While it's important to come in with an idea of what you want, you shouldn't come in with a RIGID idea of what you want. Some things look awesome on the page and not on the skin and your tattoo artist knows that because of their years of experience. If they tell you that you shouldn't tattoo something in the specific size or color scheme you want, listen to them, and figure out how to fix your design together. They are just trying to help you end up with something that looks as good as you want it to.
My motto with Virginia is "You're the professional," because let's be honest, I don't know jackshit about tattooing. This is why it's also important to have an artist you trust. If you don't fully trust the artist you're working with to give you a tattoo that looks great, get a new tattoo artist! Check out artist's "books" online or in the shop and look for someone whose work speaks to you. This person is marking you for life and you should believe in their vision.
3. Don't haggle about the price.
Good tattoos are expensive. Along with razors, they're one of the few items in life you should never skimp on. Don't argue, complain about the price, or go on about how much cheaper you could get the tattoo somewhere else. Your artist is putting a piece of custom art permanently on your body. It costs what it costs. If you can't afford a tattoo, don't get a tattoo.
4. Be clean/smell good/eat/don't be drunk.
You'll be in ultra-close proximity to your tattoo artist for several hours. Take a shower. Brush your teeth. Don't wear perfume or cologne that may irritate your tattooer. Prepare yourself for the physically demanding process of getting tattooed by eating. Don't be drunk or be on drugs -- most shops won't tattoo you if you are, as it can fuck up your bloodflow as well as your judgment.
5. Don't bring an entourage.
Some shops allow you to bring a friend with you to your tattoo appointment, which is fine. Don't bring your entire sorority. It's annoying and distracting.
Tip your artist. I tip 20 to 30% on the cost of the session, because my tattoo artist is a special person and our relationship is important to me. Again, if you can't afford a tattoo, WITH a respectable tip, don't get one.
Since having a lot of tattoos is not, in fact, the same as being a tattoo artist, I asked Virginia what a customer can do to avoid being a dick in the tattoo shop, and she sent the following list, all based on real occurrences:

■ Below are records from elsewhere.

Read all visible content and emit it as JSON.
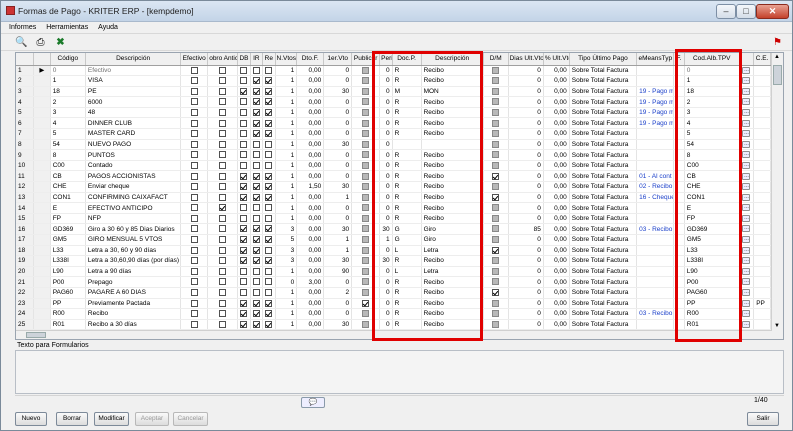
{
  "window": {
    "title": "Formas de Pago - KRITER ERP - [kempdemo]"
  },
  "menu": [
    "Informes",
    "Herramientas",
    "Ayuda"
  ],
  "columns": [
    "",
    "Código",
    "Descripción",
    "Efectivo",
    "obro Antici",
    "DB",
    "IR",
    "Re",
    "N.Vtos",
    "Dto.F.",
    "1er.Vto",
    "Publicar",
    "Period",
    "Doc.P.",
    "Descripción",
    "D/M",
    "Dias Ult.Vto.",
    "% Ult.Vto.",
    "Tipo Último Pago",
    "eMeansTyp",
    "F.",
    "Cod.Alb.TPV",
    "",
    "C.E."
  ],
  "rows": [
    {
      "n": "1",
      "code": "0",
      "desc": "Efectivo",
      "ef": 0,
      "an": 0,
      "db": 0,
      "ir": 0,
      "re": 0,
      "nvtos": "1",
      "dto": "0,00",
      "v1": "0",
      "pub": 0,
      "per": "0",
      "doc": "R",
      "desc2": "Recibo",
      "dm": 0,
      "dias": "0",
      "pct": "0,00",
      "tipo": "Sobre Total Factura",
      "emt": "",
      "f": "",
      "tpv": "0",
      "ce": "",
      "gray": true
    },
    {
      "n": "2",
      "code": "1",
      "desc": "VISA",
      "ef": 0,
      "an": 0,
      "db": 0,
      "ir": 1,
      "re": 1,
      "nvtos": "1",
      "dto": "0,00",
      "v1": "0",
      "pub": 0,
      "per": "0",
      "doc": "R",
      "desc2": "Recibo",
      "dm": 0,
      "dias": "0",
      "pct": "0,00",
      "tipo": "Sobre Total Factura",
      "emt": "",
      "f": "",
      "tpv": "1",
      "ce": ""
    },
    {
      "n": "3",
      "code": "18",
      "desc": "PE",
      "ef": 0,
      "an": 0,
      "db": 1,
      "ir": 1,
      "re": 1,
      "nvtos": "1",
      "dto": "0,00",
      "v1": "30",
      "pub": 0,
      "per": "0",
      "doc": "M",
      "desc2": "MON",
      "dm": 0,
      "dias": "0",
      "pct": "0,00",
      "tipo": "Sobre Total Factura",
      "emt": "19 - Pago m",
      "f": "",
      "tpv": "18",
      "ce": ""
    },
    {
      "n": "4",
      "code": "2",
      "desc": "6000",
      "ef": 0,
      "an": 0,
      "db": 0,
      "ir": 1,
      "re": 1,
      "nvtos": "1",
      "dto": "0,00",
      "v1": "0",
      "pub": 0,
      "per": "0",
      "doc": "R",
      "desc2": "Recibo",
      "dm": 0,
      "dias": "0",
      "pct": "0,00",
      "tipo": "Sobre Total Factura",
      "emt": "19 - Pago m",
      "f": "",
      "tpv": "2",
      "ce": ""
    },
    {
      "n": "5",
      "code": "3",
      "desc": "48",
      "ef": 0,
      "an": 0,
      "db": 0,
      "ir": 1,
      "re": 1,
      "nvtos": "1",
      "dto": "0,00",
      "v1": "0",
      "pub": 0,
      "per": "0",
      "doc": "R",
      "desc2": "Recibo",
      "dm": 0,
      "dias": "0",
      "pct": "0,00",
      "tipo": "Sobre Total Factura",
      "emt": "19 - Pago m",
      "f": "",
      "tpv": "3",
      "ce": ""
    },
    {
      "n": "6",
      "code": "4",
      "desc": "DINNER CLUB",
      "ef": 0,
      "an": 0,
      "db": 0,
      "ir": 1,
      "re": 1,
      "nvtos": "1",
      "dto": "0,00",
      "v1": "0",
      "pub": 0,
      "per": "0",
      "doc": "R",
      "desc2": "Recibo",
      "dm": 0,
      "dias": "0",
      "pct": "0,00",
      "tipo": "Sobre Total Factura",
      "emt": "19 - Pago m",
      "f": "",
      "tpv": "4",
      "ce": ""
    },
    {
      "n": "7",
      "code": "5",
      "desc": "MASTER CARD",
      "ef": 0,
      "an": 0,
      "db": 0,
      "ir": 1,
      "re": 1,
      "nvtos": "1",
      "dto": "0,00",
      "v1": "0",
      "pub": 0,
      "per": "0",
      "doc": "R",
      "desc2": "Recibo",
      "dm": 0,
      "dias": "0",
      "pct": "0,00",
      "tipo": "Sobre Total Factura",
      "emt": "",
      "f": "",
      "tpv": "5",
      "ce": ""
    },
    {
      "n": "8",
      "code": "54",
      "desc": "NUEVO PAGO",
      "ef": 0,
      "an": 0,
      "db": 0,
      "ir": 0,
      "re": 0,
      "nvtos": "1",
      "dto": "0,00",
      "v1": "30",
      "pub": 0,
      "per": "0",
      "doc": "",
      "desc2": "",
      "dm": 0,
      "dias": "0",
      "pct": "0,00",
      "tipo": "Sobre Total Factura",
      "emt": "",
      "f": "",
      "tpv": "54",
      "ce": ""
    },
    {
      "n": "9",
      "code": "8",
      "desc": "PUNTOS",
      "ef": 0,
      "an": 0,
      "db": 0,
      "ir": 0,
      "re": 0,
      "nvtos": "1",
      "dto": "0,00",
      "v1": "0",
      "pub": 0,
      "per": "0",
      "doc": "R",
      "desc2": "Recibo",
      "dm": 0,
      "dias": "0",
      "pct": "0,00",
      "tipo": "Sobre Total Factura",
      "emt": "",
      "f": "",
      "tpv": "8",
      "ce": ""
    },
    {
      "n": "10",
      "code": "C00",
      "desc": "Contado",
      "ef": 0,
      "an": 0,
      "db": 0,
      "ir": 0,
      "re": 0,
      "nvtos": "1",
      "dto": "0,00",
      "v1": "0",
      "pub": 0,
      "per": "0",
      "doc": "R",
      "desc2": "Recibo",
      "dm": 0,
      "dias": "0",
      "pct": "0,00",
      "tipo": "Sobre Total Factura",
      "emt": "",
      "f": "",
      "tpv": "C00",
      "ce": ""
    },
    {
      "n": "11",
      "code": "CB",
      "desc": "PAGOS ACCIONISTAS",
      "ef": 0,
      "an": 0,
      "db": 1,
      "ir": 1,
      "re": 1,
      "nvtos": "1",
      "dto": "0,00",
      "v1": "0",
      "pub": 0,
      "per": "0",
      "doc": "R",
      "desc2": "Recibo",
      "dm": 1,
      "dias": "0",
      "pct": "0,00",
      "tipo": "Sobre Total Factura",
      "emt": "01 - Al cont",
      "f": "",
      "tpv": "CB",
      "ce": ""
    },
    {
      "n": "12",
      "code": "CHE",
      "desc": "Enviar cheque",
      "ef": 0,
      "an": 0,
      "db": 1,
      "ir": 1,
      "re": 1,
      "nvtos": "1",
      "dto": "1,50",
      "v1": "30",
      "pub": 0,
      "per": "0",
      "doc": "R",
      "desc2": "Recibo",
      "dm": 0,
      "dias": "0",
      "pct": "0,00",
      "tipo": "Sobre Total Factura",
      "emt": "02 - Recibo",
      "f": "",
      "tpv": "CHE",
      "ce": ""
    },
    {
      "n": "13",
      "code": "CON1",
      "desc": "CONFIRMING CAIXAFACT",
      "ef": 0,
      "an": 0,
      "db": 1,
      "ir": 1,
      "re": 1,
      "nvtos": "1",
      "dto": "0,00",
      "v1": "1",
      "pub": 0,
      "per": "0",
      "doc": "R",
      "desc2": "Recibo",
      "dm": 1,
      "dias": "0",
      "pct": "0,00",
      "tipo": "Sobre Total Factura",
      "emt": "16 - Cheque",
      "f": "",
      "tpv": "CON1",
      "ce": ""
    },
    {
      "n": "14",
      "code": "E",
      "desc": "EFECTIVO ANTICIPO",
      "ef": 0,
      "an": 1,
      "db": 0,
      "ir": 0,
      "re": 0,
      "nvtos": "1",
      "dto": "0,00",
      "v1": "0",
      "pub": 0,
      "per": "0",
      "doc": "R",
      "desc2": "Recibo",
      "dm": 0,
      "dias": "0",
      "pct": "0,00",
      "tipo": "Sobre Total Factura",
      "emt": "",
      "f": "",
      "tpv": "E",
      "ce": ""
    },
    {
      "n": "15",
      "code": "FP",
      "desc": "NFP",
      "ef": 0,
      "an": 0,
      "db": 0,
      "ir": 0,
      "re": 0,
      "nvtos": "1",
      "dto": "0,00",
      "v1": "0",
      "pub": 0,
      "per": "0",
      "doc": "R",
      "desc2": "Recibo",
      "dm": 0,
      "dias": "0",
      "pct": "0,00",
      "tipo": "Sobre Total Factura",
      "emt": "",
      "f": "",
      "tpv": "FP",
      "ce": ""
    },
    {
      "n": "16",
      "code": "GD369",
      "desc": "Giro a 30 60 y 85 Dias Diarios",
      "ef": 0,
      "an": 0,
      "db": 1,
      "ir": 1,
      "re": 1,
      "nvtos": "3",
      "dto": "0,00",
      "v1": "30",
      "pub": 0,
      "per": "30",
      "doc": "G",
      "desc2": "Giro",
      "dm": 0,
      "dias": "85",
      "pct": "0,00",
      "tipo": "Sobre Total Factura",
      "emt": "03 - Recibo",
      "f": "",
      "tpv": "GD369",
      "ce": ""
    },
    {
      "n": "17",
      "code": "GM5",
      "desc": "GIRO MENSUAL 5 VTOS",
      "ef": 0,
      "an": 0,
      "db": 1,
      "ir": 1,
      "re": 1,
      "nvtos": "5",
      "dto": "0,00",
      "v1": "1",
      "pub": 0,
      "per": "1",
      "doc": "G",
      "desc2": "Giro",
      "dm": 0,
      "dias": "0",
      "pct": "0,00",
      "tipo": "Sobre Total Factura",
      "emt": "",
      "f": "",
      "tpv": "GM5",
      "ce": ""
    },
    {
      "n": "18",
      "code": "L33",
      "desc": "Letra a 30, 60 y 90 días",
      "ef": 0,
      "an": 0,
      "db": 1,
      "ir": 1,
      "re": 0,
      "nvtos": "3",
      "dto": "0,00",
      "v1": "1",
      "pub": 0,
      "per": "0",
      "doc": "L",
      "desc2": "Letra",
      "dm": 1,
      "dias": "0",
      "pct": "0,00",
      "tipo": "Sobre Total Factura",
      "emt": "",
      "f": "",
      "tpv": "L33",
      "ce": ""
    },
    {
      "n": "19",
      "code": "L338I",
      "desc": "Letra a 30,60,90 días (por días)",
      "ef": 0,
      "an": 0,
      "db": 1,
      "ir": 1,
      "re": 1,
      "nvtos": "3",
      "dto": "0,00",
      "v1": "30",
      "pub": 0,
      "per": "30",
      "doc": "R",
      "desc2": "Recibo",
      "dm": 0,
      "dias": "0",
      "pct": "0,00",
      "tipo": "Sobre Total Factura",
      "emt": "",
      "f": "",
      "tpv": "L338I",
      "ce": ""
    },
    {
      "n": "20",
      "code": "L90",
      "desc": "Letra a 90 días",
      "ef": 0,
      "an": 0,
      "db": 0,
      "ir": 0,
      "re": 0,
      "nvtos": "1",
      "dto": "0,00",
      "v1": "90",
      "pub": 0,
      "per": "0",
      "doc": "L",
      "desc2": "Letra",
      "dm": 0,
      "dias": "0",
      "pct": "0,00",
      "tipo": "Sobre Total Factura",
      "emt": "",
      "f": "",
      "tpv": "L90",
      "ce": ""
    },
    {
      "n": "21",
      "code": "P00",
      "desc": "Prepago",
      "ef": 0,
      "an": 0,
      "db": 0,
      "ir": 0,
      "re": 0,
      "nvtos": "0",
      "dto": "3,00",
      "v1": "0",
      "pub": 0,
      "per": "0",
      "doc": "R",
      "desc2": "Recibo",
      "dm": 0,
      "dias": "0",
      "pct": "0,00",
      "tipo": "Sobre Total Factura",
      "emt": "",
      "f": "",
      "tpv": "P00",
      "ce": ""
    },
    {
      "n": "22",
      "code": "PAG60",
      "desc": "PAGARE A 60 DIAS",
      "ef": 0,
      "an": 0,
      "db": 0,
      "ir": 0,
      "re": 0,
      "nvtos": "1",
      "dto": "0,00",
      "v1": "2",
      "pub": 0,
      "per": "0",
      "doc": "R",
      "desc2": "Recibo",
      "dm": 1,
      "dias": "0",
      "pct": "0,00",
      "tipo": "Sobre Total Factura",
      "emt": "",
      "f": "",
      "tpv": "PAG60",
      "ce": ""
    },
    {
      "n": "23",
      "code": "PP",
      "desc": "Previamente Pactada",
      "ef": 0,
      "an": 0,
      "db": 1,
      "ir": 1,
      "re": 1,
      "nvtos": "1",
      "dto": "0,00",
      "v1": "0",
      "pub": 1,
      "per": "0",
      "doc": "R",
      "desc2": "Recibo",
      "dm": 0,
      "dias": "0",
      "pct": "0,00",
      "tipo": "Sobre Total Factura",
      "emt": "",
      "f": "",
      "tpv": "PP",
      "ce": "PP"
    },
    {
      "n": "24",
      "code": "R00",
      "desc": "Recibo",
      "ef": 0,
      "an": 0,
      "db": 1,
      "ir": 1,
      "re": 1,
      "nvtos": "1",
      "dto": "0,00",
      "v1": "0",
      "pub": 0,
      "per": "0",
      "doc": "R",
      "desc2": "Recibo",
      "dm": 0,
      "dias": "0",
      "pct": "0,00",
      "tipo": "Sobre Total Factura",
      "emt": "03 - Recibo",
      "f": "",
      "tpv": "R00",
      "ce": ""
    },
    {
      "n": "25",
      "code": "R01",
      "desc": "Recibo a 30 días",
      "ef": 0,
      "an": 0,
      "db": 1,
      "ir": 1,
      "re": 1,
      "nvtos": "1",
      "dto": "0,00",
      "v1": "30",
      "pub": 0,
      "per": "0",
      "doc": "R",
      "desc2": "Recibo",
      "dm": 0,
      "dias": "0",
      "pct": "0,00",
      "tipo": "Sobre Total Factura",
      "emt": "",
      "f": "",
      "tpv": "R01",
      "ce": ""
    }
  ],
  "memo_label": "Texto para Formularios",
  "status": {
    "record_counter": "1/40"
  },
  "buttons": {
    "nuevo": "Nuevo",
    "borrar": "Borrar",
    "modificar": "Modificar",
    "aceptar": "Aceptar",
    "cancelar": "Cancelar",
    "salir": "Salir"
  },
  "highlight_color": "#e00000"
}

1. Don't expect your tattoo artist to chant with you while you're getting a tattoo, and, actually, how about not chanting at all because we are in a tattoo shop and not in an ashram or at some weird ayawaska ceremony.